What is needed:
Among the entries below, find the lines that hold the word "Firmware" and report them.

Input material:
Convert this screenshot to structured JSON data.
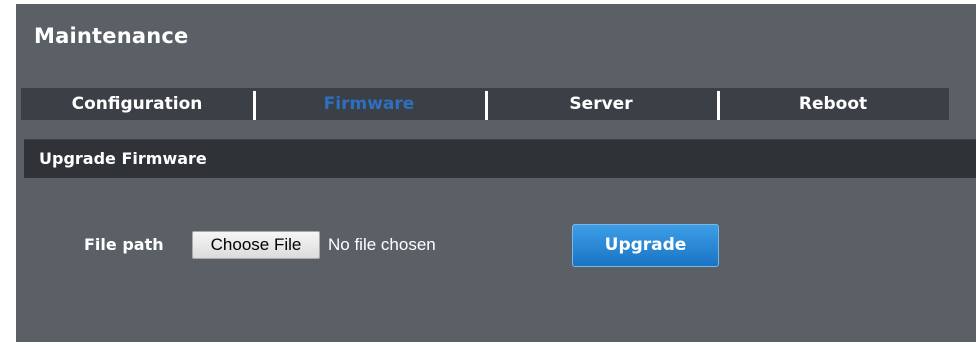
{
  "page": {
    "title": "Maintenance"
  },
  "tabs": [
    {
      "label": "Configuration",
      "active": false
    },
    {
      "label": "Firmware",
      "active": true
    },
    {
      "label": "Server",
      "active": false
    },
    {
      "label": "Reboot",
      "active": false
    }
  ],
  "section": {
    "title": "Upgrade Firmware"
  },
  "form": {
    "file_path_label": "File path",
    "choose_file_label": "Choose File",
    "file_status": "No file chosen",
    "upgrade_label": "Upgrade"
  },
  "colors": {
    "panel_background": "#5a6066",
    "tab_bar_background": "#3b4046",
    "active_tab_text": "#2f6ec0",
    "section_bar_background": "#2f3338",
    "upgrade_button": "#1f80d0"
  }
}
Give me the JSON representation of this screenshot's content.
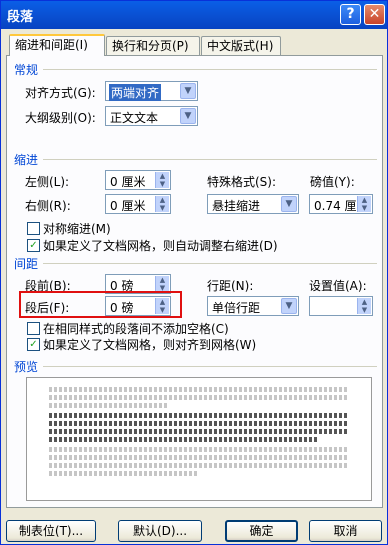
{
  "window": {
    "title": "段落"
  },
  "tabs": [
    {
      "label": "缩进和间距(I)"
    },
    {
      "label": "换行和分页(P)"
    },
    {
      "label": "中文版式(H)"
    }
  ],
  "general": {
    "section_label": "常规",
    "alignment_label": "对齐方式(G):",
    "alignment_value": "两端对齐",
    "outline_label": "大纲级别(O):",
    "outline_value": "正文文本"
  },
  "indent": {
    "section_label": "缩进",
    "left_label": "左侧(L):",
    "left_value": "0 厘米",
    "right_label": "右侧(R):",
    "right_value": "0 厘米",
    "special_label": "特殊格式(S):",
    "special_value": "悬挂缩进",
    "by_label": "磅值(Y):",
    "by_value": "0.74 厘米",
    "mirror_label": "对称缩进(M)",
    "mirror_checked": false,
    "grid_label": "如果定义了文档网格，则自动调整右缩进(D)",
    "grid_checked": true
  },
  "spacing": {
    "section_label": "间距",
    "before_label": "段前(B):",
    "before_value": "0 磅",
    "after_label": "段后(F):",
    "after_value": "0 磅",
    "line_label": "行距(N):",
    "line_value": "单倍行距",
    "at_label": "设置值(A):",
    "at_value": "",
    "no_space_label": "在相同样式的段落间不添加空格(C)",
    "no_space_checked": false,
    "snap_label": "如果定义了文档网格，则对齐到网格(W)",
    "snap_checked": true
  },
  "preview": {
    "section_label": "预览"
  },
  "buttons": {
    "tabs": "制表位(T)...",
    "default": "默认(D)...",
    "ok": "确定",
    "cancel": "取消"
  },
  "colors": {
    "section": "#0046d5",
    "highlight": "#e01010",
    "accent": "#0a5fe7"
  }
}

Expected answer:
      "label": "Firmware",
    "title": "Upgrade Firmware"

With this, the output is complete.